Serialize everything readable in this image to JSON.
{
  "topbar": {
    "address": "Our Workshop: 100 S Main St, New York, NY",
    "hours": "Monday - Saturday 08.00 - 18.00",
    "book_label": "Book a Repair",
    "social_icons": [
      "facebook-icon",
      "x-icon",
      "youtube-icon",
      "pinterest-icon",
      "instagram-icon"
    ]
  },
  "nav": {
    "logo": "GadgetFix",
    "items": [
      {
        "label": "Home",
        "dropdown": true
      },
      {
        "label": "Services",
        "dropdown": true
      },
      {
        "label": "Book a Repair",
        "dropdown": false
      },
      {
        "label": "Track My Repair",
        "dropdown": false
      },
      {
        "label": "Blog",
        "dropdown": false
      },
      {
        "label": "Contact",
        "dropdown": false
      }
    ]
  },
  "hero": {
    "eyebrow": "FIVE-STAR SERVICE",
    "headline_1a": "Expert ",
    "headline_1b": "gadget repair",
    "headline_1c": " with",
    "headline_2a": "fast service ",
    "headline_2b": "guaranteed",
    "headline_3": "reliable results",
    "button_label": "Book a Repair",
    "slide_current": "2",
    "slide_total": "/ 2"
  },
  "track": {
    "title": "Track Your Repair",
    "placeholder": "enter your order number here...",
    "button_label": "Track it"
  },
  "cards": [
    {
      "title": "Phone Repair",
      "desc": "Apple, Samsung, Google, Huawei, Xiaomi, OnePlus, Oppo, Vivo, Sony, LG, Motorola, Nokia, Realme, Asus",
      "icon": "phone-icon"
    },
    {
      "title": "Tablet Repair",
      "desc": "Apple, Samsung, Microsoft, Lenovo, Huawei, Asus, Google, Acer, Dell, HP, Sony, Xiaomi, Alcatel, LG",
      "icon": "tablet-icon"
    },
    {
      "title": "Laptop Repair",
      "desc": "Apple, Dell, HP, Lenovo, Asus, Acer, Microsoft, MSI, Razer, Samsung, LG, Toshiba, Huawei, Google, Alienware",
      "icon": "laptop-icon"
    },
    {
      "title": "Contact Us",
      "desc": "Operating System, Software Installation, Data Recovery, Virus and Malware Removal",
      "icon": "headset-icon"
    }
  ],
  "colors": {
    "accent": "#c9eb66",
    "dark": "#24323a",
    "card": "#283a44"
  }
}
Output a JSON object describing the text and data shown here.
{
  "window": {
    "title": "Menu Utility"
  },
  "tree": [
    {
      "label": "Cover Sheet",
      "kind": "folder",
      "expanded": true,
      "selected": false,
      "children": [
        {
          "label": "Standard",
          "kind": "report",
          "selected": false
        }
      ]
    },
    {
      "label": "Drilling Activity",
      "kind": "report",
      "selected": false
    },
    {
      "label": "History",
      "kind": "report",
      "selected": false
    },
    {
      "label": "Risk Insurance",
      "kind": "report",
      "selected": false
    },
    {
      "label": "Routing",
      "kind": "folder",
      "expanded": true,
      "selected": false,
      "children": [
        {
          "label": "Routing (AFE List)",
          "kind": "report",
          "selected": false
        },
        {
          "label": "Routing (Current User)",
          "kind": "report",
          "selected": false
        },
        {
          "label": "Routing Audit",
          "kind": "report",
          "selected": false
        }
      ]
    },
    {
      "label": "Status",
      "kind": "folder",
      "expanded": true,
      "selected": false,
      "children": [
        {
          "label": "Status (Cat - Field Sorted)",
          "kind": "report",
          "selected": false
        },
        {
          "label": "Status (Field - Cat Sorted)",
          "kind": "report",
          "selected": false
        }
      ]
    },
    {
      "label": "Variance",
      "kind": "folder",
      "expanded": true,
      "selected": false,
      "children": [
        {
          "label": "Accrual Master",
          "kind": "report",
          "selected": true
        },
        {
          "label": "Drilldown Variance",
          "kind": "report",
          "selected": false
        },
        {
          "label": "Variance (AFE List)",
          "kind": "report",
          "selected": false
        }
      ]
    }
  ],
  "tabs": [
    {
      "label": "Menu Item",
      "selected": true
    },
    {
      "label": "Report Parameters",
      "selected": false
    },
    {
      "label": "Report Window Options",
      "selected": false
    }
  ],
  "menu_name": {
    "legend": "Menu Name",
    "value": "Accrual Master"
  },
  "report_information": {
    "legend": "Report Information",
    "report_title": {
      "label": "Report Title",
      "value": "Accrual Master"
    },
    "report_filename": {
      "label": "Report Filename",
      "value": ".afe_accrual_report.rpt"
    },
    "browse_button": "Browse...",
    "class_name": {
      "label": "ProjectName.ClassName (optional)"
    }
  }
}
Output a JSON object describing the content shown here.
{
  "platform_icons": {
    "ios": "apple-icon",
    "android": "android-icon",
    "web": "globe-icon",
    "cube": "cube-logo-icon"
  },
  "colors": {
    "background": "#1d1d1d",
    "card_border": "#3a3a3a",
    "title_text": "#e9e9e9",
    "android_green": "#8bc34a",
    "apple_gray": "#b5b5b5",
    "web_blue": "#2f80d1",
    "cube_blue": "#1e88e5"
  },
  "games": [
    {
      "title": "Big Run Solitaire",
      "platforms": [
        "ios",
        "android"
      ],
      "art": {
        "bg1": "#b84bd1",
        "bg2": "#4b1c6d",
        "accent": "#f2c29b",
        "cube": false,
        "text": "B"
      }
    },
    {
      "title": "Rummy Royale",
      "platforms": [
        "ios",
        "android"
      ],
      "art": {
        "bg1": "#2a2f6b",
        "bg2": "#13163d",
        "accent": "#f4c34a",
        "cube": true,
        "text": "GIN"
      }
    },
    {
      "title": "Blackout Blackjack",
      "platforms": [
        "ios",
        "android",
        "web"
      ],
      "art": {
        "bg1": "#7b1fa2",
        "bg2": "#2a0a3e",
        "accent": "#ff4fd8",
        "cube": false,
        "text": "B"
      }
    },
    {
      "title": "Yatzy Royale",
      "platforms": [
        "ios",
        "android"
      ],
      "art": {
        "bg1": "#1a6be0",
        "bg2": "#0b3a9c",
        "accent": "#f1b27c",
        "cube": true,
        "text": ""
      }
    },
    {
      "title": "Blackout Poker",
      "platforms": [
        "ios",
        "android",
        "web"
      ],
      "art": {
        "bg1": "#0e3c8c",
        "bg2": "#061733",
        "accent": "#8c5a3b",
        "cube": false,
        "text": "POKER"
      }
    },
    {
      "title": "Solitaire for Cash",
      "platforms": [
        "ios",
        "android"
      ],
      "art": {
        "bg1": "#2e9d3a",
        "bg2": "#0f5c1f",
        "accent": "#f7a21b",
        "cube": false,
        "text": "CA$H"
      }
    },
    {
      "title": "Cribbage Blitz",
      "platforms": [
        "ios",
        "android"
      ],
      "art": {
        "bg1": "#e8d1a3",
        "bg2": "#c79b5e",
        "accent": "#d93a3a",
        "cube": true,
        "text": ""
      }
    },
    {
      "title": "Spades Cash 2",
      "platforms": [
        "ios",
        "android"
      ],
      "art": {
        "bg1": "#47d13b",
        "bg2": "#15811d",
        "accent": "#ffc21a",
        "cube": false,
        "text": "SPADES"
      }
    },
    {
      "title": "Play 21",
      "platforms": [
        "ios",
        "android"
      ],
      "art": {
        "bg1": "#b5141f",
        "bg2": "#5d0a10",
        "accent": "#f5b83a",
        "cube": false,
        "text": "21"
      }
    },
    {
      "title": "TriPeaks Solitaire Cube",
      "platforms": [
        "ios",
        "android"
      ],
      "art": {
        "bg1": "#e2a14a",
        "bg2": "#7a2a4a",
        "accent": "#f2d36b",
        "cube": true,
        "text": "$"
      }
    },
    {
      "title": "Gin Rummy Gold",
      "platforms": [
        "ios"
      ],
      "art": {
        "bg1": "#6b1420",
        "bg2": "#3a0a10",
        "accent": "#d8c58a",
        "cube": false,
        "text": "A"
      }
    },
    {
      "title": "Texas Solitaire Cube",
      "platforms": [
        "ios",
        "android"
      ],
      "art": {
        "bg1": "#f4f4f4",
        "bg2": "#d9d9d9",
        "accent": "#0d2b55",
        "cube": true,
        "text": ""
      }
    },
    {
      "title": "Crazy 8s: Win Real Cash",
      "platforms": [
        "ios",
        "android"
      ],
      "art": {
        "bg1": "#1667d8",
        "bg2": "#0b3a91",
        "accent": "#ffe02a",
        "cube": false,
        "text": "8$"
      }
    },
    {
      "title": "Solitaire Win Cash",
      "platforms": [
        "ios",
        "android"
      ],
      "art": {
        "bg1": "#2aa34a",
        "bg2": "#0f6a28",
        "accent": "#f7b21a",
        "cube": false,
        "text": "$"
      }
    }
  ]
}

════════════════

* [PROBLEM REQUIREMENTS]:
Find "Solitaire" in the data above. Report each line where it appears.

* [EXERCISE OUTPUT]:
      "title": "Big Run Solitaire",
      "title": "Solitaire for Cash",
      "title": "TriPeaks Solitaire Cube",
      "title": "Texas Solitaire Cube",
      "title": "Solitaire Win Cash",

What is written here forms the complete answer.